[Records contained in a dataset]
--

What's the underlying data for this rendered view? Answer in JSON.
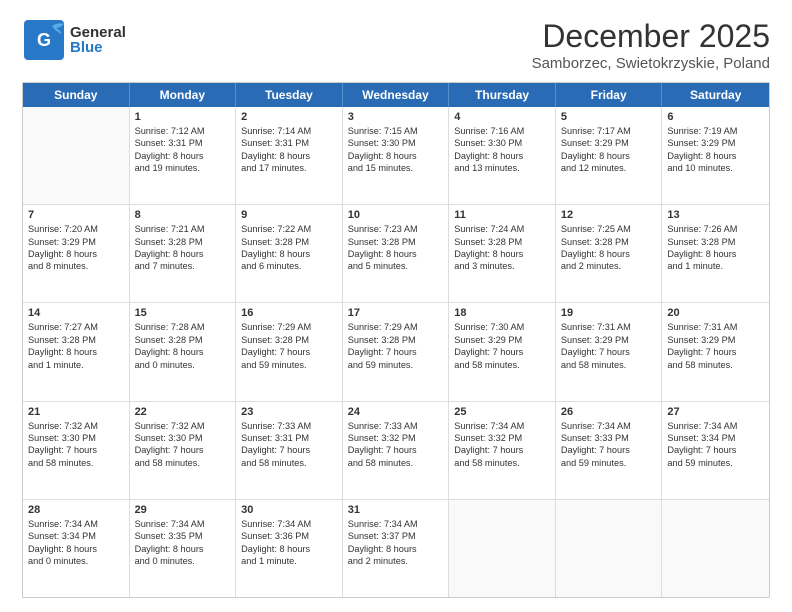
{
  "header": {
    "logo_general": "General",
    "logo_blue": "Blue",
    "month_title": "December 2025",
    "location": "Samborzec, Swietokrzyskie, Poland"
  },
  "days_of_week": [
    "Sunday",
    "Monday",
    "Tuesday",
    "Wednesday",
    "Thursday",
    "Friday",
    "Saturday"
  ],
  "weeks": [
    [
      {
        "day": "",
        "lines": []
      },
      {
        "day": "1",
        "lines": [
          "Sunrise: 7:12 AM",
          "Sunset: 3:31 PM",
          "Daylight: 8 hours",
          "and 19 minutes."
        ]
      },
      {
        "day": "2",
        "lines": [
          "Sunrise: 7:14 AM",
          "Sunset: 3:31 PM",
          "Daylight: 8 hours",
          "and 17 minutes."
        ]
      },
      {
        "day": "3",
        "lines": [
          "Sunrise: 7:15 AM",
          "Sunset: 3:30 PM",
          "Daylight: 8 hours",
          "and 15 minutes."
        ]
      },
      {
        "day": "4",
        "lines": [
          "Sunrise: 7:16 AM",
          "Sunset: 3:30 PM",
          "Daylight: 8 hours",
          "and 13 minutes."
        ]
      },
      {
        "day": "5",
        "lines": [
          "Sunrise: 7:17 AM",
          "Sunset: 3:29 PM",
          "Daylight: 8 hours",
          "and 12 minutes."
        ]
      },
      {
        "day": "6",
        "lines": [
          "Sunrise: 7:19 AM",
          "Sunset: 3:29 PM",
          "Daylight: 8 hours",
          "and 10 minutes."
        ]
      }
    ],
    [
      {
        "day": "7",
        "lines": [
          "Sunrise: 7:20 AM",
          "Sunset: 3:29 PM",
          "Daylight: 8 hours",
          "and 8 minutes."
        ]
      },
      {
        "day": "8",
        "lines": [
          "Sunrise: 7:21 AM",
          "Sunset: 3:28 PM",
          "Daylight: 8 hours",
          "and 7 minutes."
        ]
      },
      {
        "day": "9",
        "lines": [
          "Sunrise: 7:22 AM",
          "Sunset: 3:28 PM",
          "Daylight: 8 hours",
          "and 6 minutes."
        ]
      },
      {
        "day": "10",
        "lines": [
          "Sunrise: 7:23 AM",
          "Sunset: 3:28 PM",
          "Daylight: 8 hours",
          "and 5 minutes."
        ]
      },
      {
        "day": "11",
        "lines": [
          "Sunrise: 7:24 AM",
          "Sunset: 3:28 PM",
          "Daylight: 8 hours",
          "and 3 minutes."
        ]
      },
      {
        "day": "12",
        "lines": [
          "Sunrise: 7:25 AM",
          "Sunset: 3:28 PM",
          "Daylight: 8 hours",
          "and 2 minutes."
        ]
      },
      {
        "day": "13",
        "lines": [
          "Sunrise: 7:26 AM",
          "Sunset: 3:28 PM",
          "Daylight: 8 hours",
          "and 1 minute."
        ]
      }
    ],
    [
      {
        "day": "14",
        "lines": [
          "Sunrise: 7:27 AM",
          "Sunset: 3:28 PM",
          "Daylight: 8 hours",
          "and 1 minute."
        ]
      },
      {
        "day": "15",
        "lines": [
          "Sunrise: 7:28 AM",
          "Sunset: 3:28 PM",
          "Daylight: 8 hours",
          "and 0 minutes."
        ]
      },
      {
        "day": "16",
        "lines": [
          "Sunrise: 7:29 AM",
          "Sunset: 3:28 PM",
          "Daylight: 7 hours",
          "and 59 minutes."
        ]
      },
      {
        "day": "17",
        "lines": [
          "Sunrise: 7:29 AM",
          "Sunset: 3:28 PM",
          "Daylight: 7 hours",
          "and 59 minutes."
        ]
      },
      {
        "day": "18",
        "lines": [
          "Sunrise: 7:30 AM",
          "Sunset: 3:29 PM",
          "Daylight: 7 hours",
          "and 58 minutes."
        ]
      },
      {
        "day": "19",
        "lines": [
          "Sunrise: 7:31 AM",
          "Sunset: 3:29 PM",
          "Daylight: 7 hours",
          "and 58 minutes."
        ]
      },
      {
        "day": "20",
        "lines": [
          "Sunrise: 7:31 AM",
          "Sunset: 3:29 PM",
          "Daylight: 7 hours",
          "and 58 minutes."
        ]
      }
    ],
    [
      {
        "day": "21",
        "lines": [
          "Sunrise: 7:32 AM",
          "Sunset: 3:30 PM",
          "Daylight: 7 hours",
          "and 58 minutes."
        ]
      },
      {
        "day": "22",
        "lines": [
          "Sunrise: 7:32 AM",
          "Sunset: 3:30 PM",
          "Daylight: 7 hours",
          "and 58 minutes."
        ]
      },
      {
        "day": "23",
        "lines": [
          "Sunrise: 7:33 AM",
          "Sunset: 3:31 PM",
          "Daylight: 7 hours",
          "and 58 minutes."
        ]
      },
      {
        "day": "24",
        "lines": [
          "Sunrise: 7:33 AM",
          "Sunset: 3:32 PM",
          "Daylight: 7 hours",
          "and 58 minutes."
        ]
      },
      {
        "day": "25",
        "lines": [
          "Sunrise: 7:34 AM",
          "Sunset: 3:32 PM",
          "Daylight: 7 hours",
          "and 58 minutes."
        ]
      },
      {
        "day": "26",
        "lines": [
          "Sunrise: 7:34 AM",
          "Sunset: 3:33 PM",
          "Daylight: 7 hours",
          "and 59 minutes."
        ]
      },
      {
        "day": "27",
        "lines": [
          "Sunrise: 7:34 AM",
          "Sunset: 3:34 PM",
          "Daylight: 7 hours",
          "and 59 minutes."
        ]
      }
    ],
    [
      {
        "day": "28",
        "lines": [
          "Sunrise: 7:34 AM",
          "Sunset: 3:34 PM",
          "Daylight: 8 hours",
          "and 0 minutes."
        ]
      },
      {
        "day": "29",
        "lines": [
          "Sunrise: 7:34 AM",
          "Sunset: 3:35 PM",
          "Daylight: 8 hours",
          "and 0 minutes."
        ]
      },
      {
        "day": "30",
        "lines": [
          "Sunrise: 7:34 AM",
          "Sunset: 3:36 PM",
          "Daylight: 8 hours",
          "and 1 minute."
        ]
      },
      {
        "day": "31",
        "lines": [
          "Sunrise: 7:34 AM",
          "Sunset: 3:37 PM",
          "Daylight: 8 hours",
          "and 2 minutes."
        ]
      },
      {
        "day": "",
        "lines": []
      },
      {
        "day": "",
        "lines": []
      },
      {
        "day": "",
        "lines": []
      }
    ]
  ]
}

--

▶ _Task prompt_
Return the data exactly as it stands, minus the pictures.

▶ _Answer_
What's the underlying data for this rendered view? Answer in JSON.
{
  "header": {
    "logo_general": "General",
    "logo_blue": "Blue",
    "month_title": "December 2025",
    "location": "Samborzec, Swietokrzyskie, Poland"
  },
  "days_of_week": [
    "Sunday",
    "Monday",
    "Tuesday",
    "Wednesday",
    "Thursday",
    "Friday",
    "Saturday"
  ],
  "weeks": [
    [
      {
        "day": "",
        "lines": []
      },
      {
        "day": "1",
        "lines": [
          "Sunrise: 7:12 AM",
          "Sunset: 3:31 PM",
          "Daylight: 8 hours",
          "and 19 minutes."
        ]
      },
      {
        "day": "2",
        "lines": [
          "Sunrise: 7:14 AM",
          "Sunset: 3:31 PM",
          "Daylight: 8 hours",
          "and 17 minutes."
        ]
      },
      {
        "day": "3",
        "lines": [
          "Sunrise: 7:15 AM",
          "Sunset: 3:30 PM",
          "Daylight: 8 hours",
          "and 15 minutes."
        ]
      },
      {
        "day": "4",
        "lines": [
          "Sunrise: 7:16 AM",
          "Sunset: 3:30 PM",
          "Daylight: 8 hours",
          "and 13 minutes."
        ]
      },
      {
        "day": "5",
        "lines": [
          "Sunrise: 7:17 AM",
          "Sunset: 3:29 PM",
          "Daylight: 8 hours",
          "and 12 minutes."
        ]
      },
      {
        "day": "6",
        "lines": [
          "Sunrise: 7:19 AM",
          "Sunset: 3:29 PM",
          "Daylight: 8 hours",
          "and 10 minutes."
        ]
      }
    ],
    [
      {
        "day": "7",
        "lines": [
          "Sunrise: 7:20 AM",
          "Sunset: 3:29 PM",
          "Daylight: 8 hours",
          "and 8 minutes."
        ]
      },
      {
        "day": "8",
        "lines": [
          "Sunrise: 7:21 AM",
          "Sunset: 3:28 PM",
          "Daylight: 8 hours",
          "and 7 minutes."
        ]
      },
      {
        "day": "9",
        "lines": [
          "Sunrise: 7:22 AM",
          "Sunset: 3:28 PM",
          "Daylight: 8 hours",
          "and 6 minutes."
        ]
      },
      {
        "day": "10",
        "lines": [
          "Sunrise: 7:23 AM",
          "Sunset: 3:28 PM",
          "Daylight: 8 hours",
          "and 5 minutes."
        ]
      },
      {
        "day": "11",
        "lines": [
          "Sunrise: 7:24 AM",
          "Sunset: 3:28 PM",
          "Daylight: 8 hours",
          "and 3 minutes."
        ]
      },
      {
        "day": "12",
        "lines": [
          "Sunrise: 7:25 AM",
          "Sunset: 3:28 PM",
          "Daylight: 8 hours",
          "and 2 minutes."
        ]
      },
      {
        "day": "13",
        "lines": [
          "Sunrise: 7:26 AM",
          "Sunset: 3:28 PM",
          "Daylight: 8 hours",
          "and 1 minute."
        ]
      }
    ],
    [
      {
        "day": "14",
        "lines": [
          "Sunrise: 7:27 AM",
          "Sunset: 3:28 PM",
          "Daylight: 8 hours",
          "and 1 minute."
        ]
      },
      {
        "day": "15",
        "lines": [
          "Sunrise: 7:28 AM",
          "Sunset: 3:28 PM",
          "Daylight: 8 hours",
          "and 0 minutes."
        ]
      },
      {
        "day": "16",
        "lines": [
          "Sunrise: 7:29 AM",
          "Sunset: 3:28 PM",
          "Daylight: 7 hours",
          "and 59 minutes."
        ]
      },
      {
        "day": "17",
        "lines": [
          "Sunrise: 7:29 AM",
          "Sunset: 3:28 PM",
          "Daylight: 7 hours",
          "and 59 minutes."
        ]
      },
      {
        "day": "18",
        "lines": [
          "Sunrise: 7:30 AM",
          "Sunset: 3:29 PM",
          "Daylight: 7 hours",
          "and 58 minutes."
        ]
      },
      {
        "day": "19",
        "lines": [
          "Sunrise: 7:31 AM",
          "Sunset: 3:29 PM",
          "Daylight: 7 hours",
          "and 58 minutes."
        ]
      },
      {
        "day": "20",
        "lines": [
          "Sunrise: 7:31 AM",
          "Sunset: 3:29 PM",
          "Daylight: 7 hours",
          "and 58 minutes."
        ]
      }
    ],
    [
      {
        "day": "21",
        "lines": [
          "Sunrise: 7:32 AM",
          "Sunset: 3:30 PM",
          "Daylight: 7 hours",
          "and 58 minutes."
        ]
      },
      {
        "day": "22",
        "lines": [
          "Sunrise: 7:32 AM",
          "Sunset: 3:30 PM",
          "Daylight: 7 hours",
          "and 58 minutes."
        ]
      },
      {
        "day": "23",
        "lines": [
          "Sunrise: 7:33 AM",
          "Sunset: 3:31 PM",
          "Daylight: 7 hours",
          "and 58 minutes."
        ]
      },
      {
        "day": "24",
        "lines": [
          "Sunrise: 7:33 AM",
          "Sunset: 3:32 PM",
          "Daylight: 7 hours",
          "and 58 minutes."
        ]
      },
      {
        "day": "25",
        "lines": [
          "Sunrise: 7:34 AM",
          "Sunset: 3:32 PM",
          "Daylight: 7 hours",
          "and 58 minutes."
        ]
      },
      {
        "day": "26",
        "lines": [
          "Sunrise: 7:34 AM",
          "Sunset: 3:33 PM",
          "Daylight: 7 hours",
          "and 59 minutes."
        ]
      },
      {
        "day": "27",
        "lines": [
          "Sunrise: 7:34 AM",
          "Sunset: 3:34 PM",
          "Daylight: 7 hours",
          "and 59 minutes."
        ]
      }
    ],
    [
      {
        "day": "28",
        "lines": [
          "Sunrise: 7:34 AM",
          "Sunset: 3:34 PM",
          "Daylight: 8 hours",
          "and 0 minutes."
        ]
      },
      {
        "day": "29",
        "lines": [
          "Sunrise: 7:34 AM",
          "Sunset: 3:35 PM",
          "Daylight: 8 hours",
          "and 0 minutes."
        ]
      },
      {
        "day": "30",
        "lines": [
          "Sunrise: 7:34 AM",
          "Sunset: 3:36 PM",
          "Daylight: 8 hours",
          "and 1 minute."
        ]
      },
      {
        "day": "31",
        "lines": [
          "Sunrise: 7:34 AM",
          "Sunset: 3:37 PM",
          "Daylight: 8 hours",
          "and 2 minutes."
        ]
      },
      {
        "day": "",
        "lines": []
      },
      {
        "day": "",
        "lines": []
      },
      {
        "day": "",
        "lines": []
      }
    ]
  ]
}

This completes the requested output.